Now that cloud computing has been deemed beneficial for companies, it is only a matter of time before most of them move their IT services to the cloud. And, according to a report by TechSoup Global, it isn’t just businesses making the switch.
The 2012 Global Cloud Computing Survey revealed that 90 percent of non-governmental organizations around the world use cloud computing for at least one work-related function. More than half of NGOs (53 percent) plan to move the majority of their IT services online in the next three years.
“By sharing the voices of NGOs with the sector as a whole, this survey will allow us to better use cloud computing to improve organizations’ effectiveness, collaboration and access to data,” said Rebecca Masisak, co-CEO of TechSoup Global.
Nearly 80 percent of respondents said online databases make software administration more convenient, while 47 percent said “cost-related changes and ease of setup” would likely be the biggest advantages.
The survey polled 10,500 NGOs in 88 countries.
Although cost-efficiency is arguably the cloud’s must publicized benefit, it is no longer the only focus for companies that use it. An InformationWeek 500 survey of some of the United States’ most innovative tech businesses found that cloud services are now being implemented to enhance the company-customer relationship as well.
Nearly half the companies listed business efficiency as the top priority behind investing in cloud computing, while “introducing new IT-led products and services for customers” was second at 46 percent.
Customer experience, particularly for websites, achieved 31 percent of the vote, and engaging customers in new ways received 30 percent.

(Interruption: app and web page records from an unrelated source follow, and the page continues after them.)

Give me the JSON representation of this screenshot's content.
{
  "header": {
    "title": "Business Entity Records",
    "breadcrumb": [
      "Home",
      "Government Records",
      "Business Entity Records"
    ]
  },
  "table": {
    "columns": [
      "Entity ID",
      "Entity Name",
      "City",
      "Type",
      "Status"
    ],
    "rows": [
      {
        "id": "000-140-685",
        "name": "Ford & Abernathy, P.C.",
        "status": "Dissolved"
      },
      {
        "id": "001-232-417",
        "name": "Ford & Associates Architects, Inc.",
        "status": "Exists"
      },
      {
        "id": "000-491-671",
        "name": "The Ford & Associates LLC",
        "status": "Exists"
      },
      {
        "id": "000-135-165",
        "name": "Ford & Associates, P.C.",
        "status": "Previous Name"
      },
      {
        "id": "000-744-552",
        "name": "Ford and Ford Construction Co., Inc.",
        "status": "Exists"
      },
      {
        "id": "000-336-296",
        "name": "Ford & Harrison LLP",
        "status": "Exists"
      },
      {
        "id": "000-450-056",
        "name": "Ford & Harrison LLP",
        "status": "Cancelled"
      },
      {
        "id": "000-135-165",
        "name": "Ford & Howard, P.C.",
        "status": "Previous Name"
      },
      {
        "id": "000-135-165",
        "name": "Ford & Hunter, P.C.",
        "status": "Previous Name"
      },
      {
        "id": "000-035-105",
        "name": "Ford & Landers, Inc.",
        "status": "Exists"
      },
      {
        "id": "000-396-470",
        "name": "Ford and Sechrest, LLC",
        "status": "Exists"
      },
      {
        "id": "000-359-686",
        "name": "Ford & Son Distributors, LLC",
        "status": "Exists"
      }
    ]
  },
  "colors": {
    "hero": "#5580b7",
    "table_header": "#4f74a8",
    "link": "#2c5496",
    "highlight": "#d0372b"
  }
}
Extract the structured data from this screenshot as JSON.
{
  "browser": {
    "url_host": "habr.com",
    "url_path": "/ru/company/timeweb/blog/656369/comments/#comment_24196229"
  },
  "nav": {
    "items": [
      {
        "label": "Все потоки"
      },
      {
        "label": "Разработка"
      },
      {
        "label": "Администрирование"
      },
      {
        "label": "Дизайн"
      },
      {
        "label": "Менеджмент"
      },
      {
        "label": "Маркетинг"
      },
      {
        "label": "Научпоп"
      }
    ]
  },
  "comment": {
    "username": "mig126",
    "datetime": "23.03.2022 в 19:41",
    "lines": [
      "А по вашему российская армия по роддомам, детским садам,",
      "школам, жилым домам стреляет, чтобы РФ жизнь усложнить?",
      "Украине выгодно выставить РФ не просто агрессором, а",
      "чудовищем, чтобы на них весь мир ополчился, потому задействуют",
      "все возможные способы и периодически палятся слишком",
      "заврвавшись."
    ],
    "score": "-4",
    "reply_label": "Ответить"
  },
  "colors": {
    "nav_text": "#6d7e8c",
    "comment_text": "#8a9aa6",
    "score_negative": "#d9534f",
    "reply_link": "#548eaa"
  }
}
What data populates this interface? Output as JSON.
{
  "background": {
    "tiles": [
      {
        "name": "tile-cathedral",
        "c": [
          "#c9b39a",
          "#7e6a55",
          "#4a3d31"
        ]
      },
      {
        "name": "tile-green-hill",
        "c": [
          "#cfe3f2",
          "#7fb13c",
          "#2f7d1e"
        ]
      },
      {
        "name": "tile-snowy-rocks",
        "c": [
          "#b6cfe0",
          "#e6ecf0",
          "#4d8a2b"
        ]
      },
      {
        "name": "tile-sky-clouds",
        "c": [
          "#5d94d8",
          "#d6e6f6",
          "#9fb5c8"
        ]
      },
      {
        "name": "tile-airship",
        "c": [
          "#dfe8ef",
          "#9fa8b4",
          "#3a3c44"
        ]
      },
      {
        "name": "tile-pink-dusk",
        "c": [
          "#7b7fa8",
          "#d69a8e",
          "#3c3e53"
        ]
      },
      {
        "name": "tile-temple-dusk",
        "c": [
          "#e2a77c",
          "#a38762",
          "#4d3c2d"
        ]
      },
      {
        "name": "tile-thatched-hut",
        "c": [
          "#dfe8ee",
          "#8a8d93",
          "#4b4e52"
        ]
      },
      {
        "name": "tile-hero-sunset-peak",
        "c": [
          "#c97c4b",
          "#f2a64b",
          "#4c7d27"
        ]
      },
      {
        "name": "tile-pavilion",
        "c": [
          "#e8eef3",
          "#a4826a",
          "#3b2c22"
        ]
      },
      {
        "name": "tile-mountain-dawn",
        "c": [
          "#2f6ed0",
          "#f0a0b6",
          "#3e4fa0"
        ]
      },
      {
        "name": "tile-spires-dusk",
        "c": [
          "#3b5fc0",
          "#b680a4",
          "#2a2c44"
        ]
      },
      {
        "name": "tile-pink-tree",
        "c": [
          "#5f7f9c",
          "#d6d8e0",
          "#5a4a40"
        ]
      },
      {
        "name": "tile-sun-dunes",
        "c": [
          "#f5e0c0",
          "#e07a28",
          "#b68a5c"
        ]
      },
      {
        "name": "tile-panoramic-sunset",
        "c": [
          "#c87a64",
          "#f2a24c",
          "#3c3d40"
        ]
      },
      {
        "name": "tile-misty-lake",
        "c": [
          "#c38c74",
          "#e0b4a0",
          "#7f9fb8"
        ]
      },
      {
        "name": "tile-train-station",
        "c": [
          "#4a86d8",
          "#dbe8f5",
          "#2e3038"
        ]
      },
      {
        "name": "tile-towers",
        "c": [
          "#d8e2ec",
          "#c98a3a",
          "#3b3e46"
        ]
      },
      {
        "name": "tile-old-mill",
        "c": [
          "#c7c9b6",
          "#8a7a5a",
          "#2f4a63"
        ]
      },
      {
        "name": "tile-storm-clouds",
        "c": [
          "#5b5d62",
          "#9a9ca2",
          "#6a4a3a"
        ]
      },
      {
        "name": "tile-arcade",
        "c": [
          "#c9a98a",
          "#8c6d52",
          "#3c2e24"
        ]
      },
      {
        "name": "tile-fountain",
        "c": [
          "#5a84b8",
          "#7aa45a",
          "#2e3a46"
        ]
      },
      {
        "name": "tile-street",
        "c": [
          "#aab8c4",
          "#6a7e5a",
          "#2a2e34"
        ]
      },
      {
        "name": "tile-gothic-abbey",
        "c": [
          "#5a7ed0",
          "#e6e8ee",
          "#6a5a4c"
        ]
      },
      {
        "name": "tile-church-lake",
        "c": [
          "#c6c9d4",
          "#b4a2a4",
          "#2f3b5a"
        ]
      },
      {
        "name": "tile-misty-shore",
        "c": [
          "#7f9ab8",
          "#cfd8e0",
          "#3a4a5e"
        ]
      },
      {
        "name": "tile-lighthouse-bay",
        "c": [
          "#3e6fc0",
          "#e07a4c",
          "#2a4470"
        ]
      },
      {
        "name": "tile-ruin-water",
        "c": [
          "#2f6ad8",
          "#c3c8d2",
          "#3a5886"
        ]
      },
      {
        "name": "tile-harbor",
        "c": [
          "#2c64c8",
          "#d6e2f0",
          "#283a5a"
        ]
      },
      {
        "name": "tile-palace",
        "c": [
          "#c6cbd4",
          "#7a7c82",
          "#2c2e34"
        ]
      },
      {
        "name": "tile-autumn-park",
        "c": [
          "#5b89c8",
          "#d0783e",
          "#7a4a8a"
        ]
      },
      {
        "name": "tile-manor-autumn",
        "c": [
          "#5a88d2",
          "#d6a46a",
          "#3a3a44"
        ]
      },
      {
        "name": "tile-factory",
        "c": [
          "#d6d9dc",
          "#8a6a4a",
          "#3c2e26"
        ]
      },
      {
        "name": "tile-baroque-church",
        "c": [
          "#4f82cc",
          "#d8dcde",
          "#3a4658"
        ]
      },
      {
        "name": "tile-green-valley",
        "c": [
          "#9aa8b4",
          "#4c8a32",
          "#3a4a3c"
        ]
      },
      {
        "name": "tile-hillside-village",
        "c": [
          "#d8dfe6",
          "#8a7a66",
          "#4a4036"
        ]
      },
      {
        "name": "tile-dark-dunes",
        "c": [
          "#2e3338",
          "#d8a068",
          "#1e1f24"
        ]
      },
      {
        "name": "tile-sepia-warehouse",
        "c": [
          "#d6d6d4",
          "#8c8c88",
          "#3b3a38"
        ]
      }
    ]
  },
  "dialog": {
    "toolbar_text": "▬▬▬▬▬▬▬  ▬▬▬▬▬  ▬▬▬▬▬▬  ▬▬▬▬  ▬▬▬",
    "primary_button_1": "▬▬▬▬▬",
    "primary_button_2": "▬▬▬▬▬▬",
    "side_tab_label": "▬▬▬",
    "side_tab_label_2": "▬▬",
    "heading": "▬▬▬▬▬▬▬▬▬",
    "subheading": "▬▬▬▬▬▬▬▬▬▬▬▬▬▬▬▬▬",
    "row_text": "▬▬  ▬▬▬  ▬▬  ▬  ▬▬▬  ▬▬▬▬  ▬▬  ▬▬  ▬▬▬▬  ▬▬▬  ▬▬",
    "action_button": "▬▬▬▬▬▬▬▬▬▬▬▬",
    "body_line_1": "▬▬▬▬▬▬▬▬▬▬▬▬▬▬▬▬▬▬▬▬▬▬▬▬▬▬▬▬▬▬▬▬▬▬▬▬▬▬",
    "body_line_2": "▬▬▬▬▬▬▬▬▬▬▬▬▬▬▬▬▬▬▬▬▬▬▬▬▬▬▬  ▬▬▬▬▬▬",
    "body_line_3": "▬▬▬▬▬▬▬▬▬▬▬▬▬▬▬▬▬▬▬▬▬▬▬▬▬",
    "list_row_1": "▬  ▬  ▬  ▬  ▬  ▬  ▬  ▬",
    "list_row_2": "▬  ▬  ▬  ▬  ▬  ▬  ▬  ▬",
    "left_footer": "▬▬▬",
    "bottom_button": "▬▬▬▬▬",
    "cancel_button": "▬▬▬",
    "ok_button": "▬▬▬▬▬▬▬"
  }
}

Only 29 percent of respondents said cost-efficiency was a top priority of cloud services, compared to 47 percent in 2009.